Some background: I'm writing a more or less brute force search algorithm for solving a problem that I have. In order to do this, I need to generate and evaluate all possibilities to find out which is best. Since the evaluation actually takes some time I would prefer to generate as little as possible solutions that completely cover my search space. Furthermore, the more elements I can do this for, the better. For any number K there are normally K! permutations, and generating them all will be hard for numbers higher than ~10.
Real problem: The search space should contain all permutations of two elements (N times el1 and M times el2, where K=M+N), with these restrictions:
- they have to be unique (i.e. I only want [a a b b b] once)
- I don't need the reverse of any permutation (i.e. if I have [a a b], I don't also need [b a a])
- I consider the permutations to be circular, so [a a b] = [a b a] = [b a a]

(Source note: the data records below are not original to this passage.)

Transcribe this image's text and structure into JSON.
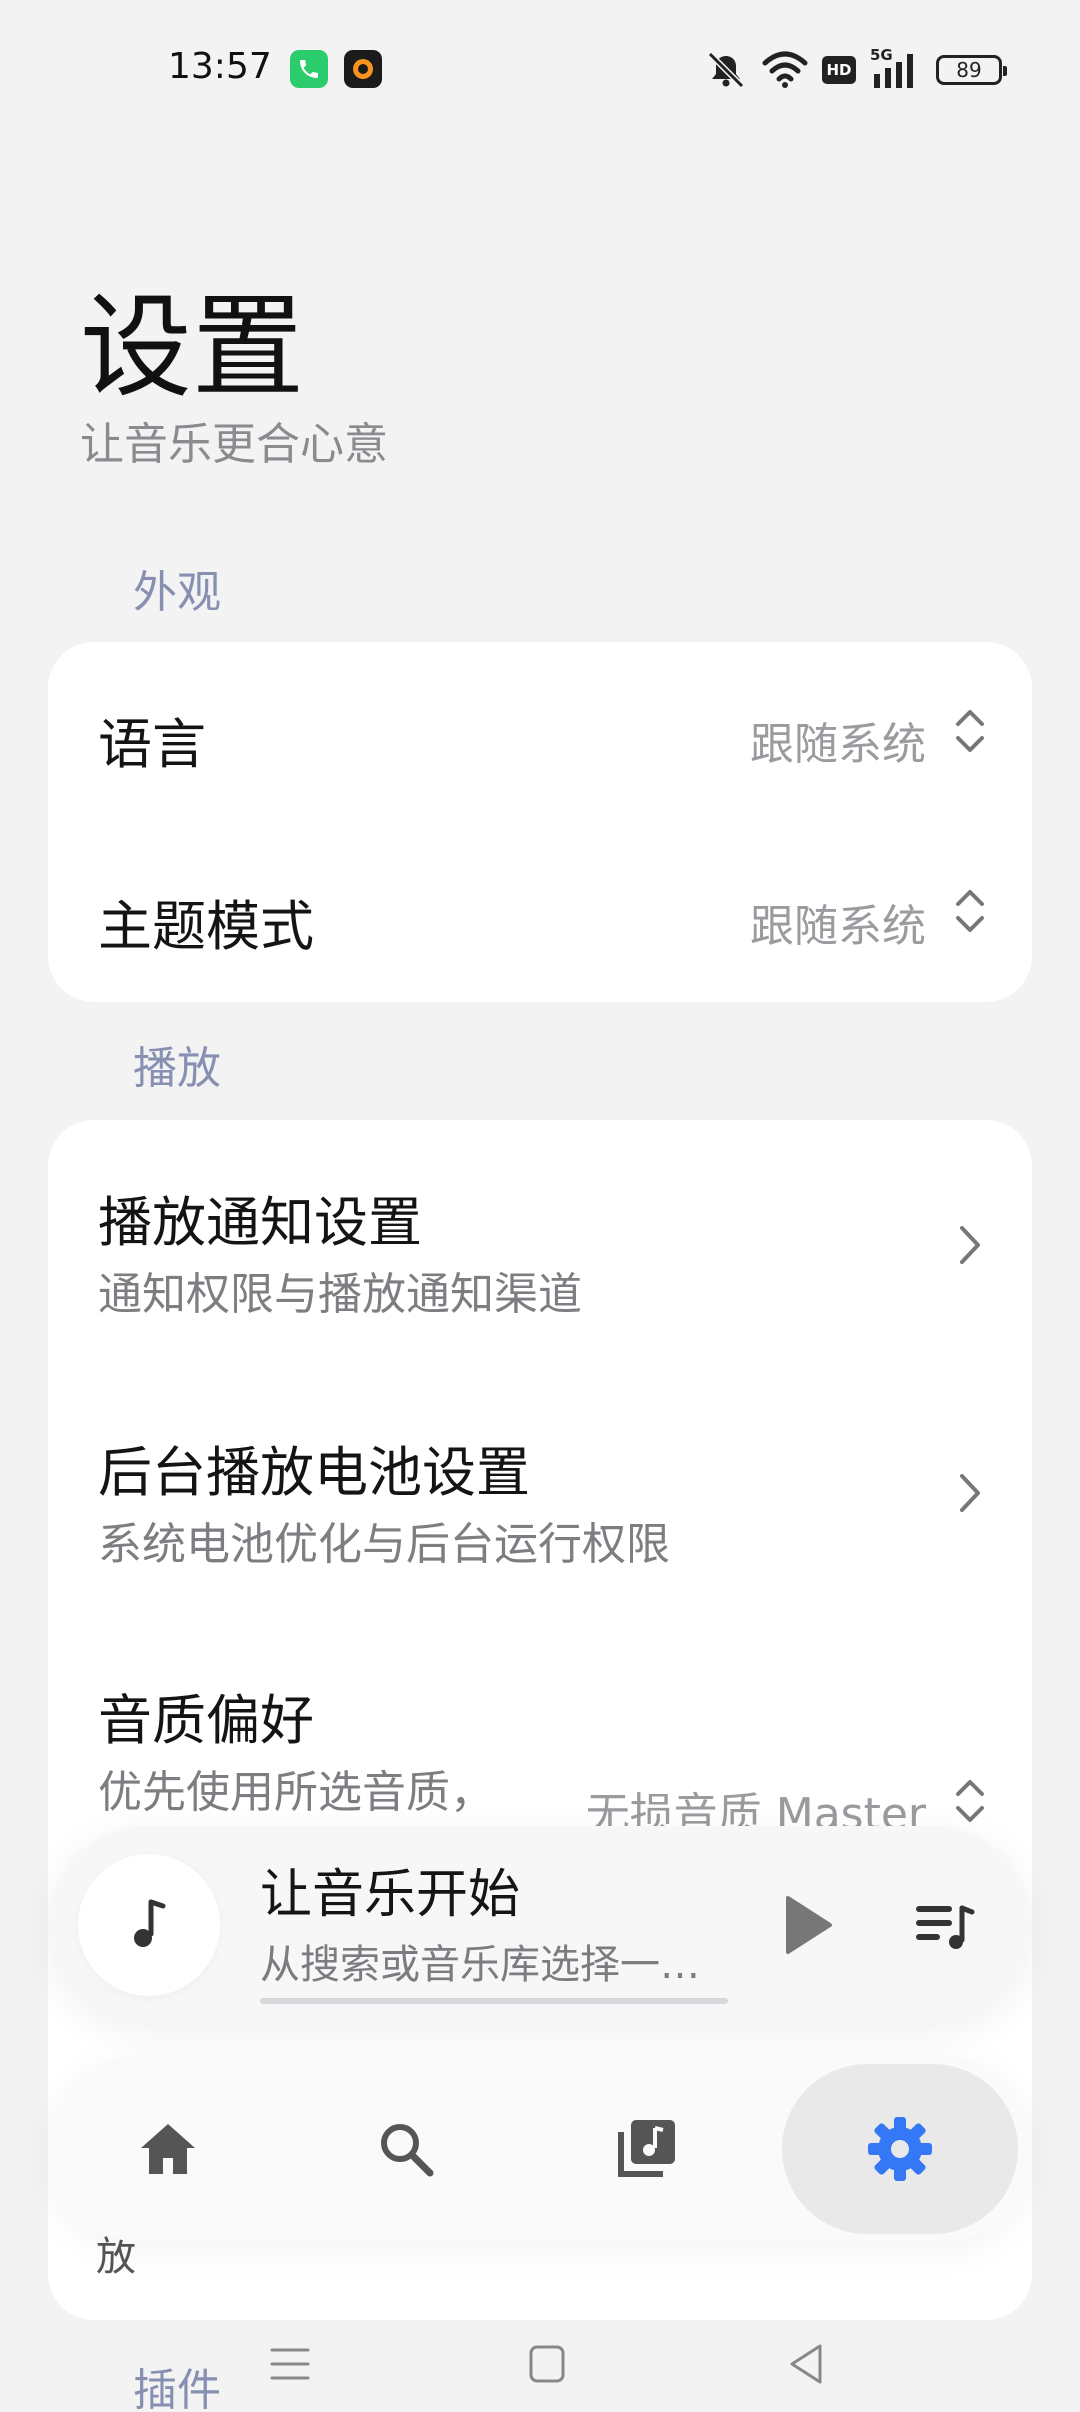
{
  "status_bar": {
    "time": "13:57",
    "battery": "89",
    "network": "5G",
    "hd": "HD"
  },
  "header": {
    "title": "设置",
    "subtitle": "让音乐更合心意"
  },
  "sections": {
    "appearance": {
      "label": "外观",
      "items": [
        {
          "title": "语言",
          "value": "跟随系统"
        },
        {
          "title": "主题模式",
          "value": "跟随系统"
        }
      ]
    },
    "playback": {
      "label": "播放",
      "items": [
        {
          "title": "播放通知设置",
          "subtitle": "通知权限与播放通知渠道"
        },
        {
          "title": "后台播放电池设置",
          "subtitle": "系统电池优化与后台运行权限"
        },
        {
          "title": "音质偏好",
          "subtitle": "优先使用所选音质，",
          "value": "无损音质 Master"
        }
      ],
      "peek_text": "放"
    },
    "plugins": {
      "label": "插件"
    }
  },
  "player": {
    "title": "让音乐开始",
    "subtitle": "从搜索或音乐库选择一…",
    "progress": 0
  },
  "nav": {
    "items": [
      {
        "name": "home",
        "icon": "home-icon"
      },
      {
        "name": "search",
        "icon": "search-icon"
      },
      {
        "name": "library",
        "icon": "music-library-icon"
      },
      {
        "name": "settings",
        "icon": "gear-icon",
        "active": true
      }
    ]
  },
  "colors": {
    "accent": "#3478f6",
    "section_label": "#8790b1",
    "background": "#f3f3f4"
  }
}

If I would be able to do this, the number of possibilities would be decreased drastically. Since K will ideally be large, it is not feasible to first generate all permutations and then filter them according to these criteria. I have already done the first restriction (see below) and it cut back the number from 2^K for Matlab's normal permutations function (perms) to K!/N!M!, which is a huge win. The second restriction will only cut the number of possiblities in half (in the best case), but I think the third should also be able to really cut down the number of possibilities.
If anyone knows how to do it, and preferably also how to calculate how many possibilities there will be, that would help me a lot! I would prefer an explanation, but code is also fine (I can read C-like languages, Java(Script), Python, Ruby, Lisp/Scheme).
For the interested: Here is the algorithm for getting only unique permutations that I have so far:
function genPossibilities(n, m, e1, e2) if n == 0 return array of m e2's else possibilities = genPossibilities(n-1, m, e1, e2) for every possibility: gain = number of new possibilities we'll get for this smaller possibility* for i in max(0,(m+n-gain)) if possibility(i) is not e1 add possiblity with e1 inserted in position i return new possibilities
- If you have all permutations for N-1 and M, then you can use them to find the permutations for N and M by inserting e1 into them. You can't just insert everywhere though, because then you'll get duplicates. I don't know why this works, but you can calculate the number of new possibilities that you'll generate from an old one (I call this 'gain'). This number starts at M+1 for the first old permutation and decreases by one for each old permutation until it would become zero, at which point it goes back to M, etc. (only works if M>=N). So if you want to calculate the permutations for N=3 and M=3 and you have the 10 permutations for N=2 and M=3, their gains will be [4 3 2 1 3 2 1 2 1 1]. Subtract this gain from the length of the permutation and you get the index at which you can start inserting new elements without making duplicates.